* Assignment *
Every line of the entries with the word "JSON" in it should be shown.

○ ○ ○ ○ ○

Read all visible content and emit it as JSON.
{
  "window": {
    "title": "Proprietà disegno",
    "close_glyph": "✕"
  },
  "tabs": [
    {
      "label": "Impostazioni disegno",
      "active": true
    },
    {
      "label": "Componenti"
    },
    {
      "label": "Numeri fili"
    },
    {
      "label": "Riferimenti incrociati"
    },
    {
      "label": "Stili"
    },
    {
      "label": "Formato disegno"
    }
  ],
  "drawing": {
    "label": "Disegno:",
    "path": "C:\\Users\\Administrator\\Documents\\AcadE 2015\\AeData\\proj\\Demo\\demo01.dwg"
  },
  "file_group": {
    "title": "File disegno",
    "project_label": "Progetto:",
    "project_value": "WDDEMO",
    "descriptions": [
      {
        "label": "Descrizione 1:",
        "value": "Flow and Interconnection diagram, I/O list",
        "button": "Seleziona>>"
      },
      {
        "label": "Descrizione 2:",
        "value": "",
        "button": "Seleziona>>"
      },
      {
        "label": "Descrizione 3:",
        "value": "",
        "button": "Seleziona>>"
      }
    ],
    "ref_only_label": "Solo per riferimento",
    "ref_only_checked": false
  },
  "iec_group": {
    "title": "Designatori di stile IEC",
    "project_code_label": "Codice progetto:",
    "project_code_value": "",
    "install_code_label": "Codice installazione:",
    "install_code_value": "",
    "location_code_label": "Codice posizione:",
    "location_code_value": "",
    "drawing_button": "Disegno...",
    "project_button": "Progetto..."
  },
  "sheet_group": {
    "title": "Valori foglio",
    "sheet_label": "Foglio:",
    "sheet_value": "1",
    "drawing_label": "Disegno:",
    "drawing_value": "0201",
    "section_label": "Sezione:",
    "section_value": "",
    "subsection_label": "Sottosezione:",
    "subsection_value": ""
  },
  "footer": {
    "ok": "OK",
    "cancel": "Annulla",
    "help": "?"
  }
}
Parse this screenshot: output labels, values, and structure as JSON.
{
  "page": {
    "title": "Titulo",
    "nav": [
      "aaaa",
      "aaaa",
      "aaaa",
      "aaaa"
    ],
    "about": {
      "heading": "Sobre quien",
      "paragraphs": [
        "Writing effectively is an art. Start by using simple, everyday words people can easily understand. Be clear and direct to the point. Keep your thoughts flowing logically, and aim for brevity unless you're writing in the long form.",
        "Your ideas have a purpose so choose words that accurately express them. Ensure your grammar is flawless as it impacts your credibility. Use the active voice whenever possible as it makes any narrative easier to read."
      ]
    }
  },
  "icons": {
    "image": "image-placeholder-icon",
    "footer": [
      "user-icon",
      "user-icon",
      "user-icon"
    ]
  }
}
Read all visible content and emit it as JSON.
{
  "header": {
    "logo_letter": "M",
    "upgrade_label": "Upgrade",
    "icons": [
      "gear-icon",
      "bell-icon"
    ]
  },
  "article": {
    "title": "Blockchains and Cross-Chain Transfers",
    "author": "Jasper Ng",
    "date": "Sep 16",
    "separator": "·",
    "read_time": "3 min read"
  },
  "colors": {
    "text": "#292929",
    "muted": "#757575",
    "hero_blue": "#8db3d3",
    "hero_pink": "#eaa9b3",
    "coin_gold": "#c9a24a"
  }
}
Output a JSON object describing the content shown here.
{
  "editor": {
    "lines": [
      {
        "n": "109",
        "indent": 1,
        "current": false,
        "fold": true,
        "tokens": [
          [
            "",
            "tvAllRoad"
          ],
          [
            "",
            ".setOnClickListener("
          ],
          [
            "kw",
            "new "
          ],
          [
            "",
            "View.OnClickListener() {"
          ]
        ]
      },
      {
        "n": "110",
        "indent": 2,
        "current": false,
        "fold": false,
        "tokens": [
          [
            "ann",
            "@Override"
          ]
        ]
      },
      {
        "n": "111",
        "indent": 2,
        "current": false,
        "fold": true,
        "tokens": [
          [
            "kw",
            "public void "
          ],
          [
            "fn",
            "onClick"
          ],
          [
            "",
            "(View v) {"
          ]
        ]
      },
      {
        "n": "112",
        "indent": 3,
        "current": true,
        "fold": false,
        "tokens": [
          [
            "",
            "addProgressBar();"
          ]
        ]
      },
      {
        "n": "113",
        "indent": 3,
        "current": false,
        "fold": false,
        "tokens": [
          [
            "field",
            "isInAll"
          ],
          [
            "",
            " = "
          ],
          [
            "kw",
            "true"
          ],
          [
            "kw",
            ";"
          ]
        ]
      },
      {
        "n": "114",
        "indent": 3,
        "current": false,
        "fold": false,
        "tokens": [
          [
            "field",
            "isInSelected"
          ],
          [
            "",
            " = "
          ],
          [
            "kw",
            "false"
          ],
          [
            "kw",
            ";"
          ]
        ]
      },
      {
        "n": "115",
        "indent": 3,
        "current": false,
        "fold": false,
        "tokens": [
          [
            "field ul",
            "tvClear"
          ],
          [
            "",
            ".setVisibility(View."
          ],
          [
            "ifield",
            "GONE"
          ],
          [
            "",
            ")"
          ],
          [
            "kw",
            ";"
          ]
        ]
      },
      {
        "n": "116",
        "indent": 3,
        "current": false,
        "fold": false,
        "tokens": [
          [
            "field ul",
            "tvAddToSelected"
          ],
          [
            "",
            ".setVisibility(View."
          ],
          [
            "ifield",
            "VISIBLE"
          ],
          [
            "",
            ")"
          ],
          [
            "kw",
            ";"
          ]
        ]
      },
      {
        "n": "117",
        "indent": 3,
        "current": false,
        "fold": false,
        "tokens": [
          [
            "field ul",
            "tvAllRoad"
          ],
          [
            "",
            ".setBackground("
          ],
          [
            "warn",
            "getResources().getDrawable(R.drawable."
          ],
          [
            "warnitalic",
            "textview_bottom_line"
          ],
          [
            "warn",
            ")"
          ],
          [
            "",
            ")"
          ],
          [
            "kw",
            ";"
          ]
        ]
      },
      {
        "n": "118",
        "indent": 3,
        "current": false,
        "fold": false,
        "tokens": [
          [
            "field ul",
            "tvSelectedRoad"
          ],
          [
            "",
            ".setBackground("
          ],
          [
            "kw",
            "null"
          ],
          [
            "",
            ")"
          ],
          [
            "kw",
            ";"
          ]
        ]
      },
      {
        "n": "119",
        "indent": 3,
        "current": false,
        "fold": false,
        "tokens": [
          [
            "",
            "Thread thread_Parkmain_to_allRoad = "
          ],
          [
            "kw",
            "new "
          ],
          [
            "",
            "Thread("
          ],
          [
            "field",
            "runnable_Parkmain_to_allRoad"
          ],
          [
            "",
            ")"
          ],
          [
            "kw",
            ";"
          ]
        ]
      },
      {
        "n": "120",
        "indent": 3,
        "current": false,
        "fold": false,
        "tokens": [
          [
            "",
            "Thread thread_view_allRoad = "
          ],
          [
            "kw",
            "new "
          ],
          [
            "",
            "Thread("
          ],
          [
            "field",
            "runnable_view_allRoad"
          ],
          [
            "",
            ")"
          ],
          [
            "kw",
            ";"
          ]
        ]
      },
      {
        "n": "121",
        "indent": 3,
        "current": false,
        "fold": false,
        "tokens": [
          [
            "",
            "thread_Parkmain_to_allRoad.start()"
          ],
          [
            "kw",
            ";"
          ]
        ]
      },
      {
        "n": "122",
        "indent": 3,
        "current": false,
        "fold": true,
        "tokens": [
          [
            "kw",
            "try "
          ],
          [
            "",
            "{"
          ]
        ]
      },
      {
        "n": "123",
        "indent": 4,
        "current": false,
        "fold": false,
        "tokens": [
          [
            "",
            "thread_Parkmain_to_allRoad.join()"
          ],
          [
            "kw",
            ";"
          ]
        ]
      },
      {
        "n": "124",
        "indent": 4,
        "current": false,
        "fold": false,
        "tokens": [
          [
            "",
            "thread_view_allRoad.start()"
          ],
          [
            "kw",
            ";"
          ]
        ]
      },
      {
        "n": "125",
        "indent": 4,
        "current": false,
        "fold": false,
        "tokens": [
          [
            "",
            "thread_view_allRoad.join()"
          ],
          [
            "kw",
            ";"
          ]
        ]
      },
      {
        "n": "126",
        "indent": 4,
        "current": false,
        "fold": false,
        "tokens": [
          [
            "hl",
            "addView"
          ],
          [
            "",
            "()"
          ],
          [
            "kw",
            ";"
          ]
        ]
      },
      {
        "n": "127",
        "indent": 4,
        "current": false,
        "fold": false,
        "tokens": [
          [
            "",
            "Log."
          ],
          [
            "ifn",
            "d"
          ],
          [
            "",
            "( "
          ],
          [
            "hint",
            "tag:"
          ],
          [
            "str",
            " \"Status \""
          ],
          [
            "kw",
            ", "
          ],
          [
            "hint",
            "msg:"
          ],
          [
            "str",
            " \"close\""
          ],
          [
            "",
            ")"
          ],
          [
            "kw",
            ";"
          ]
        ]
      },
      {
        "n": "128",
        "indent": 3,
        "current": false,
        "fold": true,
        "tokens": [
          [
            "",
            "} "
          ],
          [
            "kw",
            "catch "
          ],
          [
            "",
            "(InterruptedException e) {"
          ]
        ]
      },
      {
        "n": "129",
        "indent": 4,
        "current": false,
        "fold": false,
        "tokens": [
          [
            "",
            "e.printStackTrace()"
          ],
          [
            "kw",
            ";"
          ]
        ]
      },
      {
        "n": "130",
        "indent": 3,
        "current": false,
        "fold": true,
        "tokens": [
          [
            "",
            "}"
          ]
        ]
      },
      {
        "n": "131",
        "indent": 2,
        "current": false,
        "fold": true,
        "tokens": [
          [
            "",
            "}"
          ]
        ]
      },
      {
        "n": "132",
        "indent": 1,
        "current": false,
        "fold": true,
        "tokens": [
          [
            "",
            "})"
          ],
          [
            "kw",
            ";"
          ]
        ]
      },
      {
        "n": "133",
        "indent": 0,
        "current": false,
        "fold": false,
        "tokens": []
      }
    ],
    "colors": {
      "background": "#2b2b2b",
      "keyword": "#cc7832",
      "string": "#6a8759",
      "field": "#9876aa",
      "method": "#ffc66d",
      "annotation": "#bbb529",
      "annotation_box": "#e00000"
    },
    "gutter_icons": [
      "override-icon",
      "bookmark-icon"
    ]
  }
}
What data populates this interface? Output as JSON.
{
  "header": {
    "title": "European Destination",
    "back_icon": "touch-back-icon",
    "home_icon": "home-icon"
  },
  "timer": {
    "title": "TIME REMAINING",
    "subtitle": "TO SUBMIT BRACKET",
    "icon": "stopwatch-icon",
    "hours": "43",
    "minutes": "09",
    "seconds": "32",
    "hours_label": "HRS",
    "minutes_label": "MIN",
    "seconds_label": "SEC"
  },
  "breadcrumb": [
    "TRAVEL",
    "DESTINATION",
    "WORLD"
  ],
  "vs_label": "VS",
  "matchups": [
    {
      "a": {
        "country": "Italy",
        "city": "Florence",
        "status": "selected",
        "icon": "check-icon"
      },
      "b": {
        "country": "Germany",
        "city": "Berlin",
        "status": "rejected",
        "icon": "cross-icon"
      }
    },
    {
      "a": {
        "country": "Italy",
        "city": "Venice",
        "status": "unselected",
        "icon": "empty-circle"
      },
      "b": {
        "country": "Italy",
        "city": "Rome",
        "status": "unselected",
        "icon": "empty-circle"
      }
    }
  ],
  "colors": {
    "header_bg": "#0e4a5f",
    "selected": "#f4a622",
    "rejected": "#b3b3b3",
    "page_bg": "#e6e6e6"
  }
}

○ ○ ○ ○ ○

* Exercise response *
Read all visible content and emit it as JSON.
Parse this screenshot: output labels, values, and structure as JSON.
Read all visible content and emit it as JSON.
Output a JSON object describing the content shown here.
What data populates this interface? Output as JSON.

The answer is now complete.